_Exercise aim_.
Among the entries that follow, find every line with the word "Contrast" and list it.

Saved data entries:
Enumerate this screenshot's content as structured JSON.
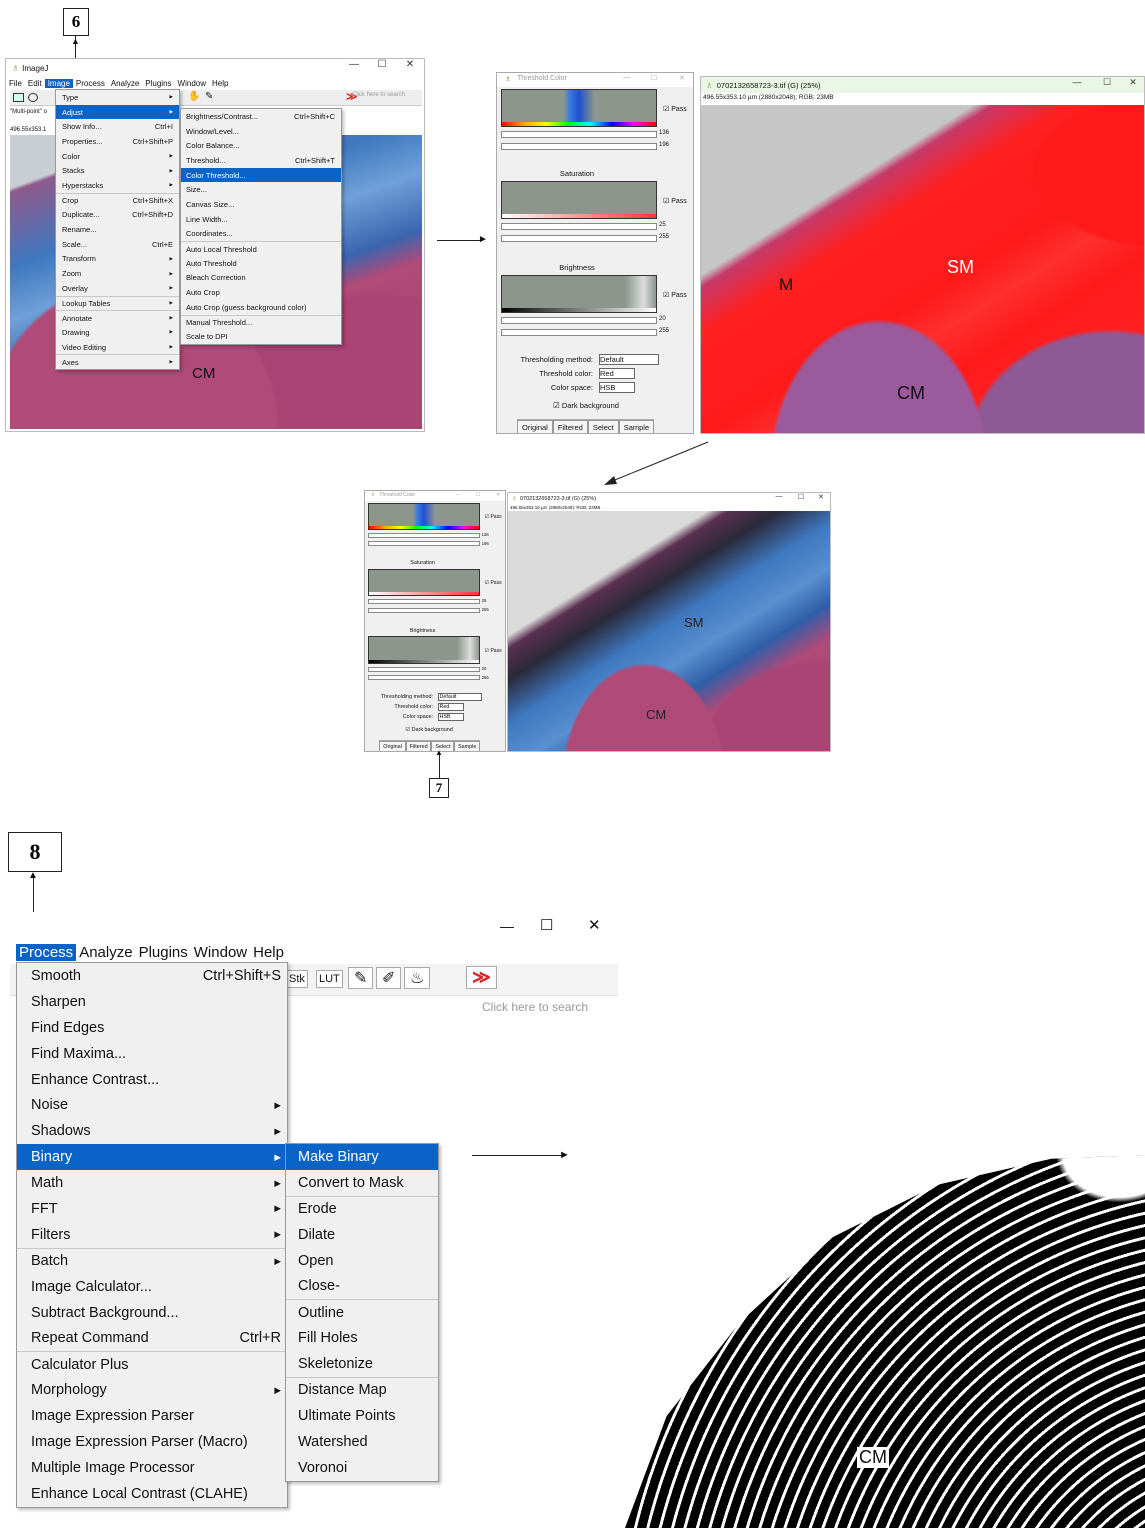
{
  "steps": {
    "s6": "6",
    "s7": "7",
    "s8": "8"
  },
  "imagej_window": {
    "title": "ImageJ",
    "win_min": "—",
    "win_max": "☐",
    "win_close": "✕",
    "menus": [
      "File",
      "Edit",
      "Image",
      "Process",
      "Analyze",
      "Plugins",
      "Window",
      "Help"
    ],
    "status": "\"Multi-point\" o",
    "dimension": "496.55x353.1",
    "search_placeholder": "Click here to search",
    "label_cm": "CM"
  },
  "image_menu": [
    {
      "label": "Type",
      "submenu": true
    },
    {
      "label": "Adjust",
      "submenu": true,
      "highlight": true
    },
    {
      "label": "Show Info...",
      "shortcut": "Ctrl+I"
    },
    {
      "label": "Properties...",
      "shortcut": "Ctrl+Shift+P"
    },
    {
      "label": "Color",
      "submenu": true
    },
    {
      "label": "Stacks",
      "submenu": true
    },
    {
      "label": "Hyperstacks",
      "submenu": true
    },
    {
      "label": "Crop",
      "shortcut": "Ctrl+Shift+X",
      "sep": true
    },
    {
      "label": "Duplicate...",
      "shortcut": "Ctrl+Shift+D"
    },
    {
      "label": "Rename..."
    },
    {
      "label": "Scale...",
      "shortcut": "Ctrl+E"
    },
    {
      "label": "Transform",
      "submenu": true
    },
    {
      "label": "Zoom",
      "submenu": true
    },
    {
      "label": "Overlay",
      "submenu": true
    },
    {
      "label": "Lookup Tables",
      "submenu": true,
      "sep": true
    },
    {
      "label": "Annotate",
      "submenu": true,
      "sep": true
    },
    {
      "label": "Drawing",
      "submenu": true
    },
    {
      "label": "Video Editing",
      "submenu": true
    },
    {
      "label": "Axes",
      "submenu": true,
      "sep": true
    }
  ],
  "adjust_menu": [
    {
      "label": "Brightness/Contrast...",
      "shortcut": "Ctrl+Shift+C"
    },
    {
      "label": "Window/Level..."
    },
    {
      "label": "Color Balance..."
    },
    {
      "label": "Threshold...",
      "shortcut": "Ctrl+Shift+T"
    },
    {
      "label": "Color Threshold...",
      "highlight": true
    },
    {
      "label": "Size..."
    },
    {
      "label": "Canvas Size..."
    },
    {
      "label": "Line Width..."
    },
    {
      "label": "Coordinates..."
    },
    {
      "label": "Auto Local Threshold",
      "sep": true
    },
    {
      "label": "Auto Threshold"
    },
    {
      "label": "Bleach Correction"
    },
    {
      "label": "Auto Crop"
    },
    {
      "label": "Auto Crop (guess background color)"
    },
    {
      "label": "Manual Threshold...",
      "sep": true
    },
    {
      "label": "Scale to DPI"
    }
  ],
  "threshold_panel": {
    "title": "Threshold Color",
    "pass": "Pass",
    "hue_min": "136",
    "hue_max": "196",
    "saturation_label": "Saturation",
    "sat_min": "25",
    "sat_max": "255",
    "brightness_label": "Brightness",
    "bri_min": "20",
    "bri_max": "255",
    "method_label": "Thresholding method:",
    "method_value": "Default",
    "color_label": "Threshold color:",
    "color_value": "Red",
    "space_label": "Color space:",
    "space_value": "HSB",
    "dark_bg": "Dark background",
    "buttons": [
      "Original",
      "Filtered",
      "Select",
      "Sample"
    ]
  },
  "image_window": {
    "title": "0702132658723-3.tif (G) (25%)",
    "info": "496.55x353.10 µm (2880x2048); RGB; 23MB",
    "label_m": "M",
    "label_sm": "SM",
    "label_cm": "CM"
  },
  "process_menubar": [
    "Process",
    "Analyze",
    "Plugins",
    "Window",
    "Help"
  ],
  "process_toolbar": {
    "stk": "Stk",
    "lut": "LUT",
    "search_placeholder": "Click here to search"
  },
  "process_menu": [
    {
      "label": "Smooth",
      "shortcut": "Ctrl+Shift+S"
    },
    {
      "label": "Sharpen"
    },
    {
      "label": "Find Edges"
    },
    {
      "label": "Find Maxima..."
    },
    {
      "label": "Enhance Contrast..."
    },
    {
      "label": "Noise",
      "submenu": true
    },
    {
      "label": "Shadows",
      "submenu": true
    },
    {
      "label": "Binary",
      "submenu": true,
      "highlight": true
    },
    {
      "label": "Math",
      "submenu": true
    },
    {
      "label": "FFT",
      "submenu": true
    },
    {
      "label": "Filters",
      "submenu": true
    },
    {
      "label": "Batch",
      "submenu": true,
      "sep": true
    },
    {
      "label": "Image Calculator..."
    },
    {
      "label": "Subtract Background..."
    },
    {
      "label": "Repeat Command",
      "shortcut": "Ctrl+R"
    },
    {
      "label": "Calculator Plus",
      "sep": true
    },
    {
      "label": "Morphology",
      "submenu": true
    },
    {
      "label": "Image Expression Parser"
    },
    {
      "label": "Image Expression Parser (Macro)"
    },
    {
      "label": "Multiple Image Processor"
    },
    {
      "label": "Enhance Local Contrast (CLAHE)"
    }
  ],
  "binary_menu": [
    {
      "label": "Make Binary",
      "highlight": true
    },
    {
      "label": "Convert to Mask"
    },
    {
      "label": "Erode",
      "sep": true
    },
    {
      "label": "Dilate"
    },
    {
      "label": "Open"
    },
    {
      "label": "Close-"
    },
    {
      "label": "Outline",
      "sep": true
    },
    {
      "label": "Fill Holes"
    },
    {
      "label": "Skeletonize"
    },
    {
      "label": "Distance Map",
      "sep": true
    },
    {
      "label": "Ultimate Points"
    },
    {
      "label": "Watershed"
    },
    {
      "label": "Voronoi"
    }
  ],
  "binary_result": {
    "label_cm": "CM"
  },
  "colors": {
    "highlight": "#0a64c8",
    "threshold_red": "#ff1a1a",
    "tissue_pink": "#b04a78",
    "tissue_blue": "#3f78c0"
  }
}
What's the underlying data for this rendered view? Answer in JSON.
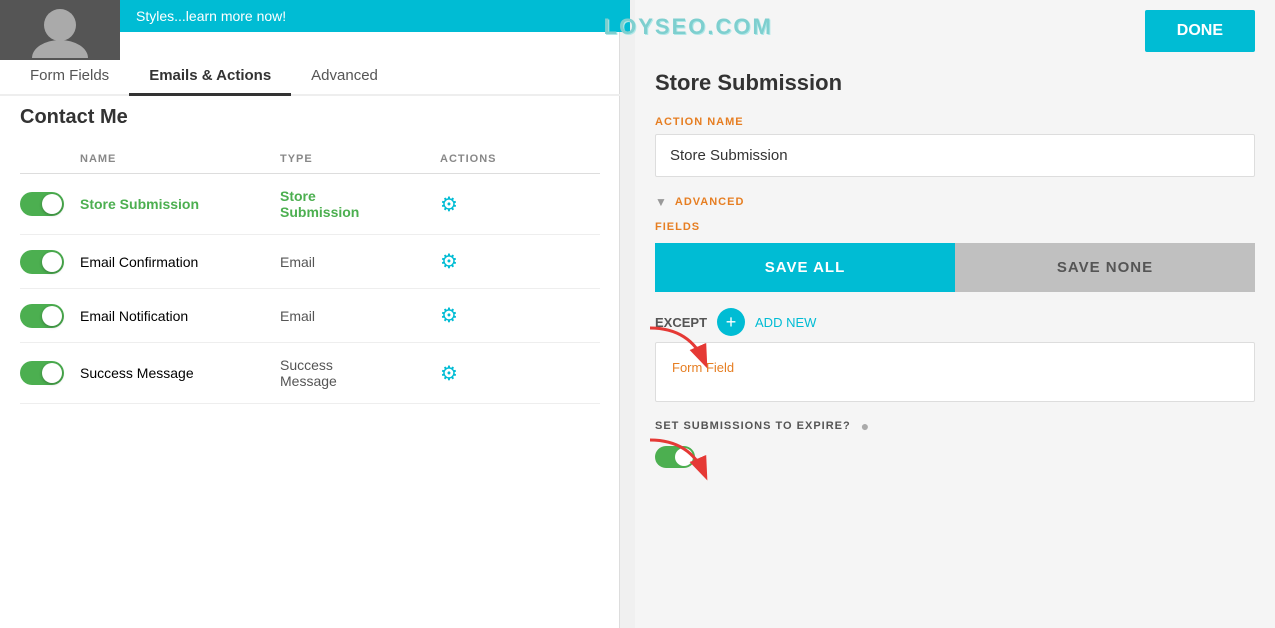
{
  "watermark": "LOYSEO.COM",
  "banner": {
    "text": "Styles...learn more now!"
  },
  "done_button": "DONE",
  "tabs": [
    {
      "label": "Form Fields",
      "active": false
    },
    {
      "label": "Emails & Actions",
      "active": true
    },
    {
      "label": "Advanced",
      "active": false
    }
  ],
  "page_title": "Contact Me",
  "table": {
    "headers": [
      "NAME",
      "TYPE",
      "ACTIONS"
    ],
    "rows": [
      {
        "name": "Store Submission",
        "type": "Store\nSubmission",
        "active": true
      },
      {
        "name": "Email Confirmation",
        "type": "Email",
        "active": true
      },
      {
        "name": "Email Notification",
        "type": "Email",
        "active": true
      },
      {
        "name": "Success Message",
        "type": "Success\nMessage",
        "active": true
      }
    ]
  },
  "right_panel": {
    "title": "Store Submission",
    "action_name_label": "ACTION NAME",
    "action_name_value": "Store Submission",
    "advanced_label": "ADVANCED",
    "fields_label": "FIELDS",
    "save_all_label": "SAVE ALL",
    "save_none_label": "SAVE NONE",
    "except_label": "EXCEPT",
    "add_new_label": "ADD NEW",
    "form_field_tag": "Form Field",
    "expire_label": "SET SUBMISSIONS TO EXPIRE?"
  }
}
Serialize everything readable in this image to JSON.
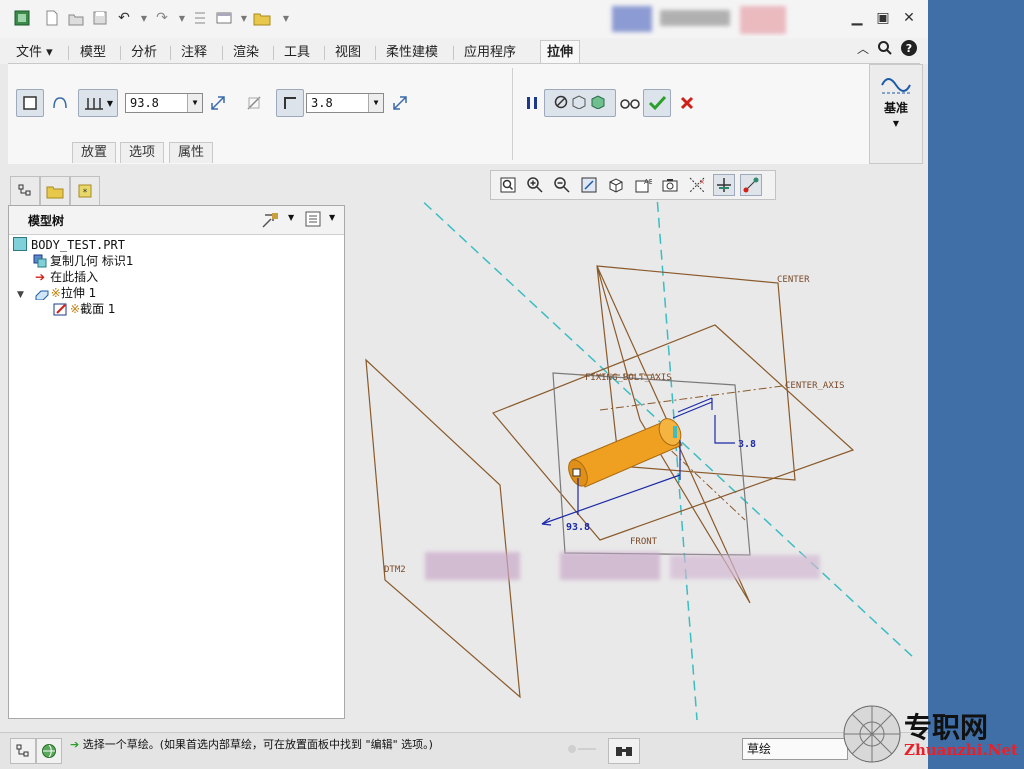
{
  "window": {
    "title_blurred": ""
  },
  "quick_access": {
    "icons": [
      "app-icon",
      "new-icon",
      "open-icon",
      "save-icon",
      "undo-icon",
      "redo-icon",
      "regenerate-icon",
      "windows-icon",
      "folder-icon",
      "customize-icon"
    ]
  },
  "tabs": [
    "文件",
    "模型",
    "分析",
    "注释",
    "渲染",
    "工具",
    "视图",
    "柔性建模",
    "应用程序",
    "拉伸"
  ],
  "ribbon": {
    "depth_value": "93.8",
    "thickness_value": "3.8",
    "subtabs": [
      "放置",
      "选项",
      "属性"
    ],
    "right_group_label": "基准"
  },
  "model_tree": {
    "title": "模型树",
    "items": [
      {
        "label": "BODY_TEST.PRT",
        "level": 0
      },
      {
        "label": "复制几何 标识1",
        "level": 1
      },
      {
        "label": "在此插入",
        "level": 1
      },
      {
        "label": "拉伸 1",
        "level": 0,
        "expanded": true,
        "prefix": "※"
      },
      {
        "label": "截面 1",
        "level": 2,
        "prefix": "※"
      }
    ]
  },
  "viewport": {
    "labels": {
      "center": "CENTER",
      "center_axis": "CENTER_AXIS",
      "fixing_bolt_axis": "FIXING_BOLT_AXIS",
      "front": "FRONT",
      "dtm2": "DTM2"
    },
    "dimensions": {
      "depth": "93.8",
      "thickness": "3.8"
    }
  },
  "status": {
    "message": "选择一个草绘。(如果首选内部草绘，可在放置面板中找到 \"编辑\" 选项。)",
    "filter": "草绘"
  },
  "watermark": {
    "cn": "专职网",
    "en": "Zhuanzhi.Net"
  },
  "colors": {
    "accent_blue": "#3f6fa6",
    "feature_orange": "#f0a020",
    "datum_brown": "#8a5a2b",
    "dim_blue": "#1c2aa8",
    "axis_cyan": "#3bbdc2",
    "ok_green": "#2aa02a",
    "cancel_red": "#d0201a"
  }
}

_Output for this task_.
      "label": "Brightness/Contrast...",
      "label": "Enhance Contrast..."
      "label": "Enhance Local Contrast (CLAHE)"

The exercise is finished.